AT&T, perhaps noticing that it is once again falling behind the game, says that it and The Chernin Group plan to invest $500 million to create a new venture that will acquire, invest in and launch a new video services venture, which at least for now is going by the sobriquet of OTT -- or, Over the Top video.
The companies said the goal of the venture will be to invest in both ad-supported and subscription-based video on demand channels as well as streaming services. The idea is to launch new Internet-video services, rather than deliver a “virtual pay-TV” service that would be designed to compete with traditional cable or satellite TV, an AT&T rep was reported to have said.
AT&T did not bother to post information about the venture in its media relations section, where the last posting at 3 p.m. ET today was dated March 5, not exactly over-the-top public relations hustling.
Not much else is known about the venture, except that it will include Chernin's majority stake in Crunchyroll, a subscription VOD service focused on anime content.

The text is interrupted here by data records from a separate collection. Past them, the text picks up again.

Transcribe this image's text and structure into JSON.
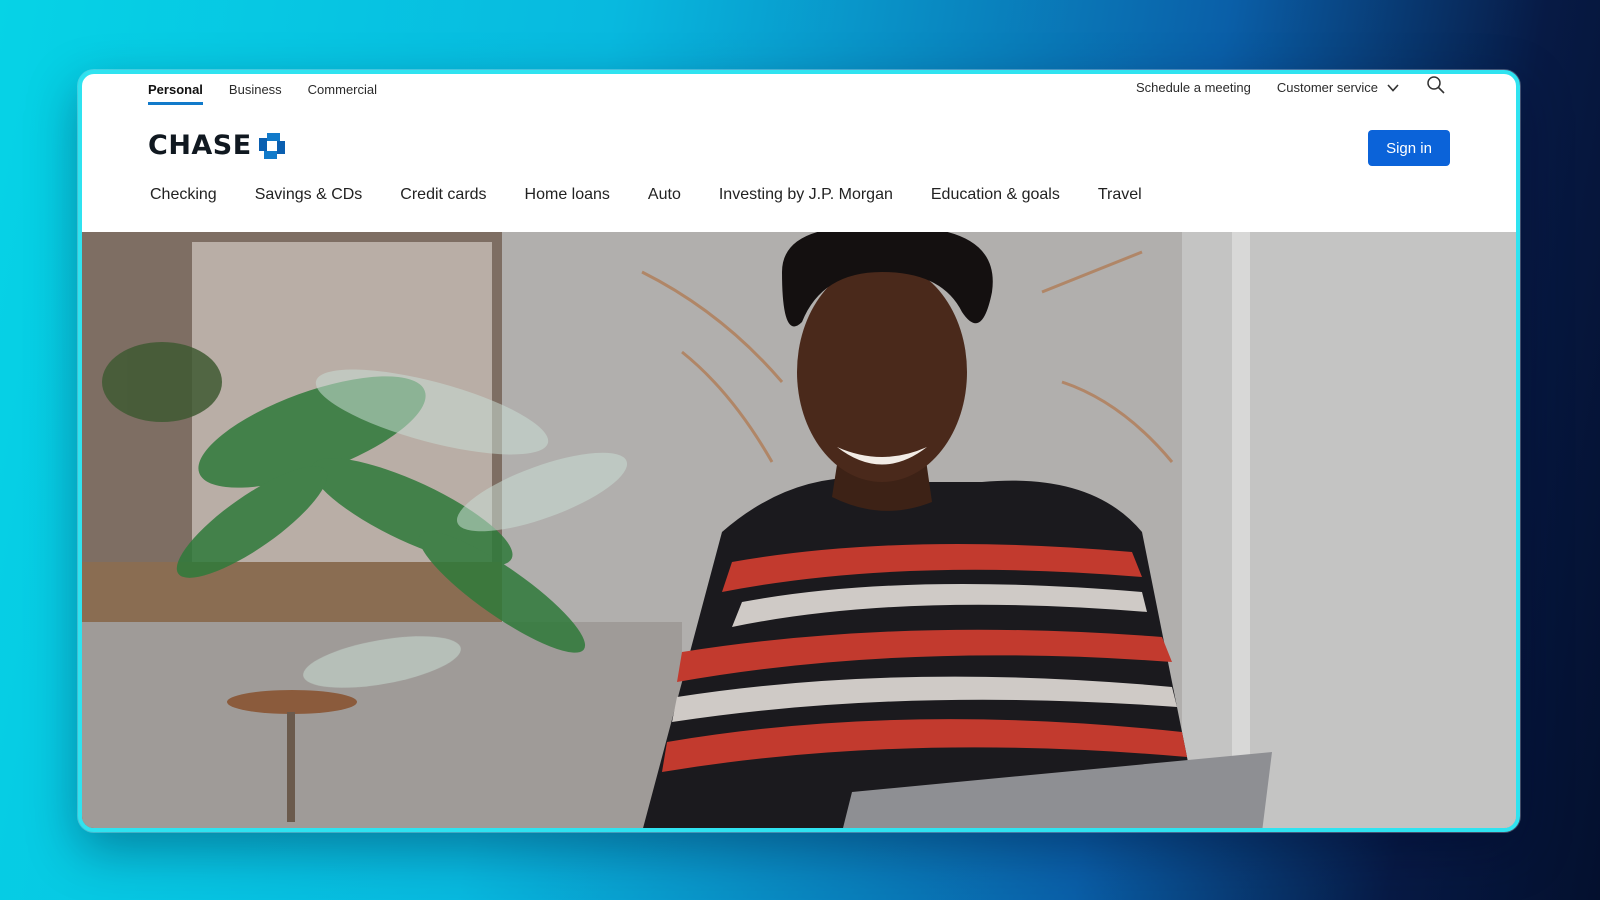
{
  "segment_tabs": [
    {
      "label": "Personal",
      "active": true
    },
    {
      "label": "Business",
      "active": false
    },
    {
      "label": "Commercial",
      "active": false
    }
  ],
  "utility": {
    "schedule_meeting": "Schedule a meeting",
    "customer_service": "Customer service",
    "search_icon": "search-icon",
    "chevron_icon": "chevron-down-icon"
  },
  "header": {
    "logo_text": "CHASE",
    "logo_icon": "chase-octagon-logo",
    "signin_label": "Sign in"
  },
  "main_nav": [
    {
      "label": "Checking"
    },
    {
      "label": "Savings & CDs"
    },
    {
      "label": "Credit cards"
    },
    {
      "label": "Home loans"
    },
    {
      "label": "Auto"
    },
    {
      "label": "Investing by J.P. Morgan"
    },
    {
      "label": "Education & goals"
    },
    {
      "label": "Travel"
    }
  ],
  "colors": {
    "brand_blue": "#117aca",
    "signin_blue": "#0b63d9",
    "window_border": "#2fe3f0"
  }
}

The timing was ironic in that it came on the same day that Netflix called out AT&T for offering subpar video streaming, even slower in some cases than the outmoded DSL service still offered in some parts of the country.
Netflix said AT&T provided an average speed in March of 1.73 megabits a second for Netflix’s service on fiber-based connections, trailing CenturyLink Inc. and Windstream Holdings Inc., which use older DSL lines, Netflix said.
If AT&T wanted to serve its customers better, it could do so with a free direct hook-up to Netflix, the company said.
“AT&T customers expect a good quality Netflix experience given how much they pay AT&T for their Internet service,” Netflix said in its earnings report.